→ WORK INSTRUCTION
Copy every line of the data below exactly as given, except for the pictures.

→ SOURCE MATERIAL
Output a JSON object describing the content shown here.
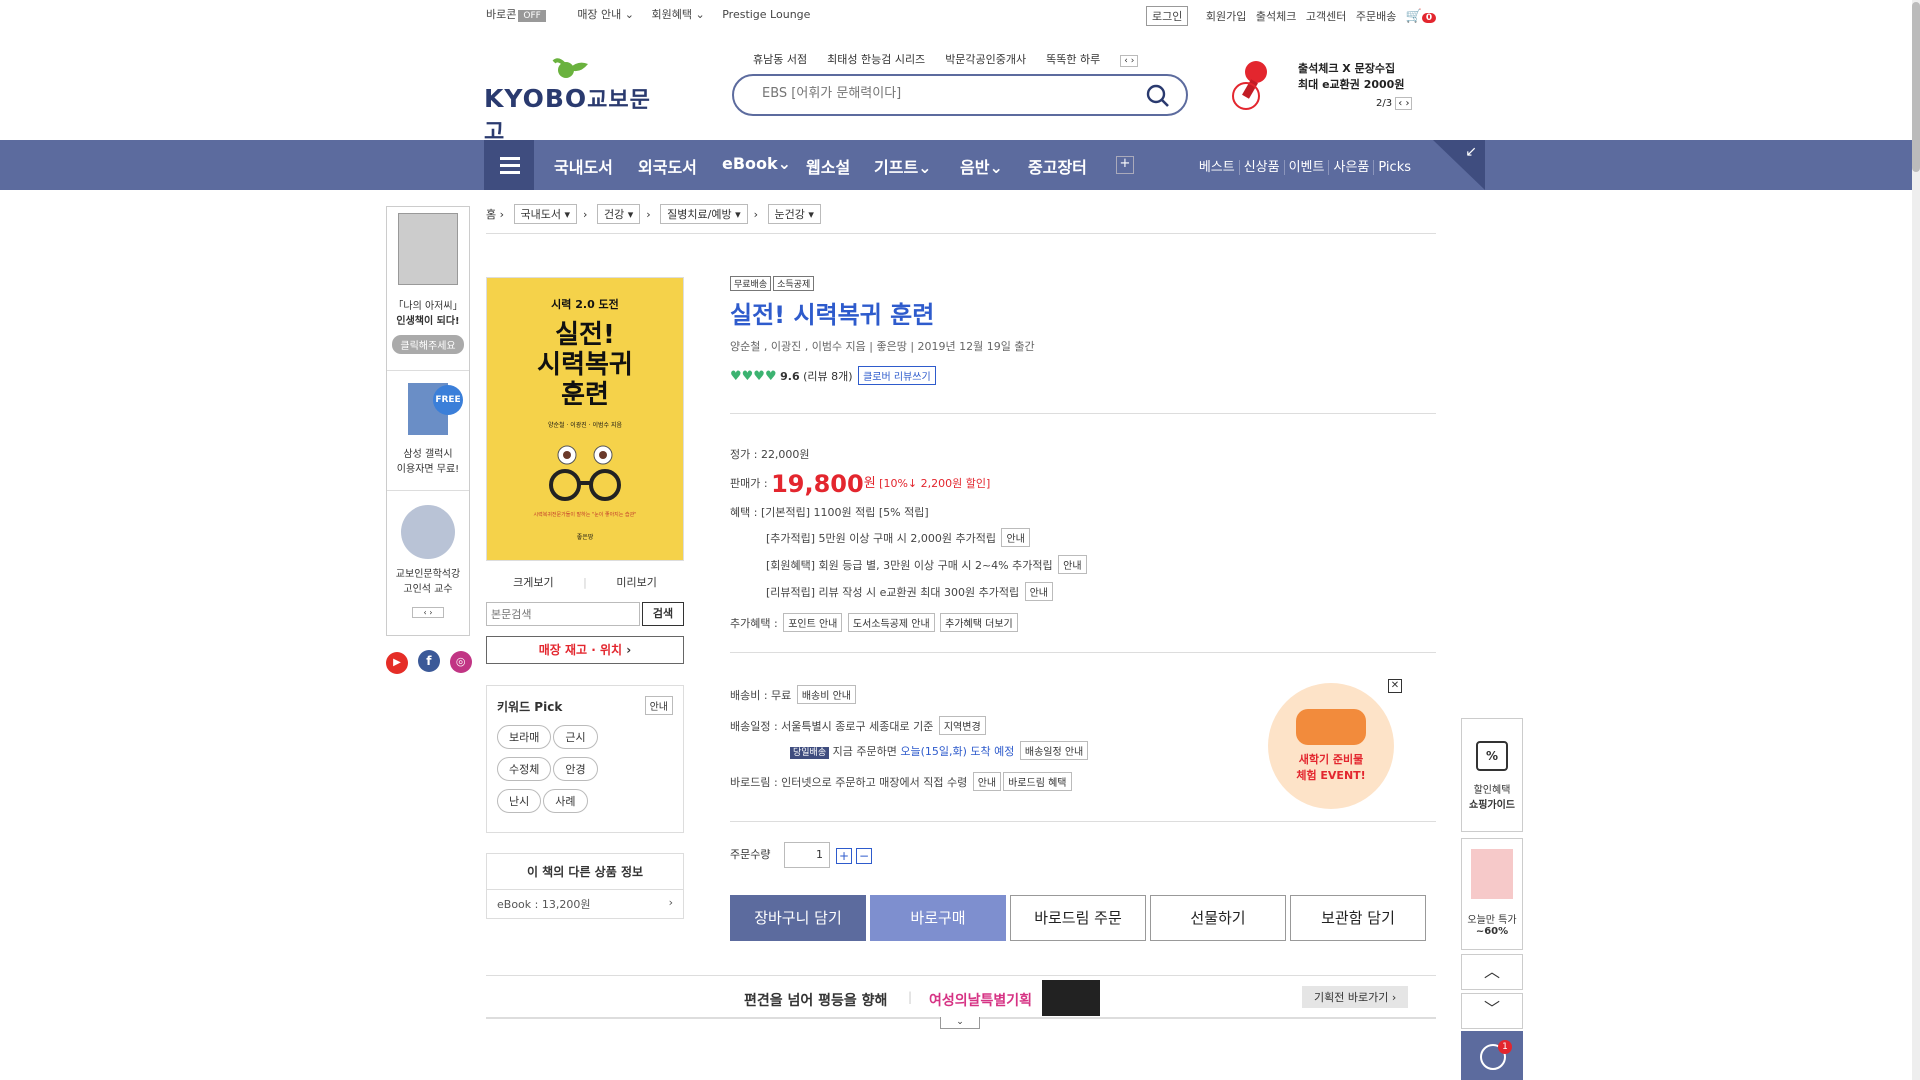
{
  "top": {
    "baroquan": "바로콘",
    "off": "OFF",
    "store": "매장 안내",
    "member": "회원혜택",
    "prestige": "Prestige Lounge",
    "login": "로그인",
    "join": "회원가입",
    "attend": "출석체크",
    "cs": "고객센터",
    "order": "주문배송",
    "cart_count": "0"
  },
  "header": {
    "logo_en": "KYOBO",
    "logo_ko": "교보문고",
    "hot": [
      "휴남동 서점",
      "최태성 한능검 시리즈",
      "박문각공인중개사",
      "똑똑한 하루"
    ],
    "search_placeholder": "EBS [어휘가 문해력이다]",
    "promo_line1": "출석체크 X 문장수집",
    "promo_line2": "최대 e교환권 2000원",
    "promo_page": "2/3"
  },
  "nav": {
    "items": [
      "국내도서",
      "외국도서",
      "eBook",
      "웹소설",
      "기프트",
      "음반",
      "중고장터"
    ],
    "right": [
      "베스트",
      "신상품",
      "이벤트",
      "사은품",
      "Picks"
    ]
  },
  "bread": {
    "home": "홈",
    "c1": "국내도서",
    "c2": "건강",
    "c3": "질병치료/예방",
    "c4": "눈건강"
  },
  "leftban": {
    "b1a": "「나의 아저씨」",
    "b1b": "인생책이 되다!",
    "b1btn": "클릭해주세요",
    "free": "FREE",
    "b2a": "삼성 갤럭시",
    "b2b": "이용자면 무료!",
    "b3a": "교보인문학석강",
    "b3b": "고인석 교수"
  },
  "cover": {
    "top": "시력 2.0 도전",
    "t1": "실전!",
    "t2": "시력복귀",
    "t3": "훈련",
    "authors": "양순철 · 이광진 · 이범수 지음",
    "tag": "시력복귀전문가들이 말하는 \"눈이 좋아지는 습관\"",
    "pub": "좋은땅"
  },
  "left": {
    "zoom": "크게보기",
    "preview": "미리보기",
    "search_ph": "본문검색",
    "search_btn": "검색",
    "stock": "매장 재고 · 위치",
    "kw_title": "키워드 Pick",
    "kw_info": "안내",
    "keywords": [
      "보라매",
      "근시",
      "수정체",
      "안경",
      "난시",
      "사례"
    ],
    "other_title": "이 책의 다른 상품 정보",
    "ebook": "eBook : 13,200원"
  },
  "product": {
    "badge1": "무료배송",
    "badge2": "소득공제",
    "title": "실전! 시력복귀 훈련",
    "authors": "양순철 , 이광진 , 이범수 지음 | 좋은땅 | 2019년 12월 19일 출간",
    "rating": "9.6",
    "reviews": "(리뷰 8개)",
    "review_btn": "클로버 리뷰쓰기",
    "list_price": "정가 : 22,000원",
    "sale_label": "판매가 :",
    "sale_price": "19,800",
    "won": "원",
    "discount": "[10%↓ 2,200원 할인]",
    "benefit_label": "혜택 :",
    "benefit1": "[기본적립] 1100원 적립 [5% 적립]",
    "benefit2": "[추가적립] 5만원 이상 구매 시 2,000원 추가적립",
    "benefit3": "[회원혜택] 회원 등급 별, 3만원 이상 구매 시 2~4% 추가적립",
    "benefit4": "[리뷰적립] 리뷰 작성 시 e교환권 최대 300원 추가적립",
    "info": "안내",
    "extra_label": "추가혜택 :",
    "extra1": "포인트 안내",
    "extra2": "도서소득공제 안내",
    "extra3": "추가혜택 더보기",
    "ship_fee": "배송비 : 무료",
    "ship_fee_btn": "배송비 안내",
    "ship_sched": "배송일정 : 서울특별시 종로구 세종대로 기준",
    "region_btn": "지역변경",
    "sameday": "당일배송",
    "sameday_text": "지금 주문하면",
    "sameday_date": "오늘(15일,화) 도착 예정",
    "sched_btn": "배송일정 안내",
    "barodrim": "바로드림 : 인터넷으로 주문하고 매장에서 직접 수령",
    "baro_info": "안내",
    "baro_btn": "바로드림 혜택",
    "qty_label": "주문수량",
    "qty": "1",
    "cart": "장바구니 담기",
    "buy": "바로구매",
    "barodrim_order": "바로드림 주문",
    "gift": "선물하기",
    "wish": "보관함 담기",
    "event1": "새학기 준비물",
    "event2": "체험 EVENT!"
  },
  "side": {
    "guide1": "할인혜택",
    "guide2": "쇼핑가이드",
    "deal1": "오늘만 특가",
    "deal2": "~60%",
    "recent": "1"
  },
  "bottom": {
    "t1": "편견을 넘어 평등을 향해",
    "t2": "여성의날특별기획",
    "btn": "기획전 바로가기"
  },
  "colors": {
    "navy": "#5c6b9e",
    "accent_red": "#e3262e",
    "title_blue": "#2e5bcc"
  }
}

→ REPLY TO THE TASK
Output a JSON object describing the content shown here.
{
  "top": {
    "baroquan": "바로콘",
    "off": "OFF",
    "store": "매장 안내",
    "member": "회원혜택",
    "prestige": "Prestige Lounge",
    "login": "로그인",
    "join": "회원가입",
    "attend": "출석체크",
    "cs": "고객센터",
    "order": "주문배송",
    "cart_count": "0"
  },
  "header": {
    "logo_en": "KYOBO",
    "logo_ko": "교보문고",
    "hot": [
      "휴남동 서점",
      "최태성 한능검 시리즈",
      "박문각공인중개사",
      "똑똑한 하루"
    ],
    "search_placeholder": "EBS [어휘가 문해력이다]",
    "promo_line1": "출석체크 X 문장수집",
    "promo_line2": "최대 e교환권 2000원",
    "promo_page": "2/3"
  },
  "nav": {
    "items": [
      "국내도서",
      "외국도서",
      "eBook",
      "웹소설",
      "기프트",
      "음반",
      "중고장터"
    ],
    "right": [
      "베스트",
      "신상품",
      "이벤트",
      "사은품",
      "Picks"
    ]
  },
  "bread": {
    "home": "홈",
    "c1": "국내도서",
    "c2": "건강",
    "c3": "질병치료/예방",
    "c4": "눈건강"
  },
  "leftban": {
    "b1a": "「나의 아저씨」",
    "b1b": "인생책이 되다!",
    "b1btn": "클릭해주세요",
    "free": "FREE",
    "b2a": "삼성 갤럭시",
    "b2b": "이용자면 무료!",
    "b3a": "교보인문학석강",
    "b3b": "고인석 교수"
  },
  "cover": {
    "top": "시력 2.0 도전",
    "t1": "실전!",
    "t2": "시력복귀",
    "t3": "훈련",
    "authors": "양순철 · 이광진 · 이범수 지음",
    "tag": "시력복귀전문가들이 말하는 \"눈이 좋아지는 습관\"",
    "pub": "좋은땅"
  },
  "left": {
    "zoom": "크게보기",
    "preview": "미리보기",
    "search_ph": "본문검색",
    "search_btn": "검색",
    "stock": "매장 재고 · 위치",
    "kw_title": "키워드 Pick",
    "kw_info": "안내",
    "keywords": [
      "보라매",
      "근시",
      "수정체",
      "안경",
      "난시",
      "사례"
    ],
    "other_title": "이 책의 다른 상품 정보",
    "ebook": "eBook : 13,200원"
  },
  "product": {
    "badge1": "무료배송",
    "badge2": "소득공제",
    "title": "실전! 시력복귀 훈련",
    "authors": "양순철 , 이광진 , 이범수 지음 | 좋은땅 | 2019년 12월 19일 출간",
    "rating": "9.6",
    "reviews": "(리뷰 8개)",
    "review_btn": "클로버 리뷰쓰기",
    "list_price": "정가 : 22,000원",
    "sale_label": "판매가 :",
    "sale_price": "19,800",
    "won": "원",
    "discount": "[10%↓ 2,200원 할인]",
    "benefit_label": "혜택 :",
    "benefit1": "[기본적립] 1100원 적립 [5% 적립]",
    "benefit2": "[추가적립] 5만원 이상 구매 시 2,000원 추가적립",
    "benefit3": "[회원혜택] 회원 등급 별, 3만원 이상 구매 시 2~4% 추가적립",
    "benefit4": "[리뷰적립] 리뷰 작성 시 e교환권 최대 300원 추가적립",
    "info": "안내",
    "extra_label": "추가혜택 :",
    "extra1": "포인트 안내",
    "extra2": "도서소득공제 안내",
    "extra3": "추가혜택 더보기",
    "ship_fee": "배송비 : 무료",
    "ship_fee_btn": "배송비 안내",
    "ship_sched": "배송일정 : 서울특별시 종로구 세종대로 기준",
    "region_btn": "지역변경",
    "sameday": "당일배송",
    "sameday_text": "지금 주문하면",
    "sameday_date": "오늘(15일,화) 도착 예정",
    "sched_btn": "배송일정 안내",
    "barodrim": "바로드림 : 인터넷으로 주문하고 매장에서 직접 수령",
    "baro_info": "안내",
    "baro_btn": "바로드림 혜택",
    "qty_label": "주문수량",
    "qty": "1",
    "cart": "장바구니 담기",
    "buy": "바로구매",
    "barodrim_order": "바로드림 주문",
    "gift": "선물하기",
    "wish": "보관함 담기",
    "event1": "새학기 준비물",
    "event2": "체험 EVENT!"
  },
  "side": {
    "guide1": "할인혜택",
    "guide2": "쇼핑가이드",
    "deal1": "오늘만 특가",
    "deal2": "~60%",
    "recent": "1"
  },
  "bottom": {
    "t1": "편견을 넘어 평등을 향해",
    "t2": "여성의날특별기획",
    "btn": "기획전 바로가기"
  },
  "colors": {
    "navy": "#5c6b9e",
    "accent_red": "#e3262e",
    "title_blue": "#2e5bcc"
  }
}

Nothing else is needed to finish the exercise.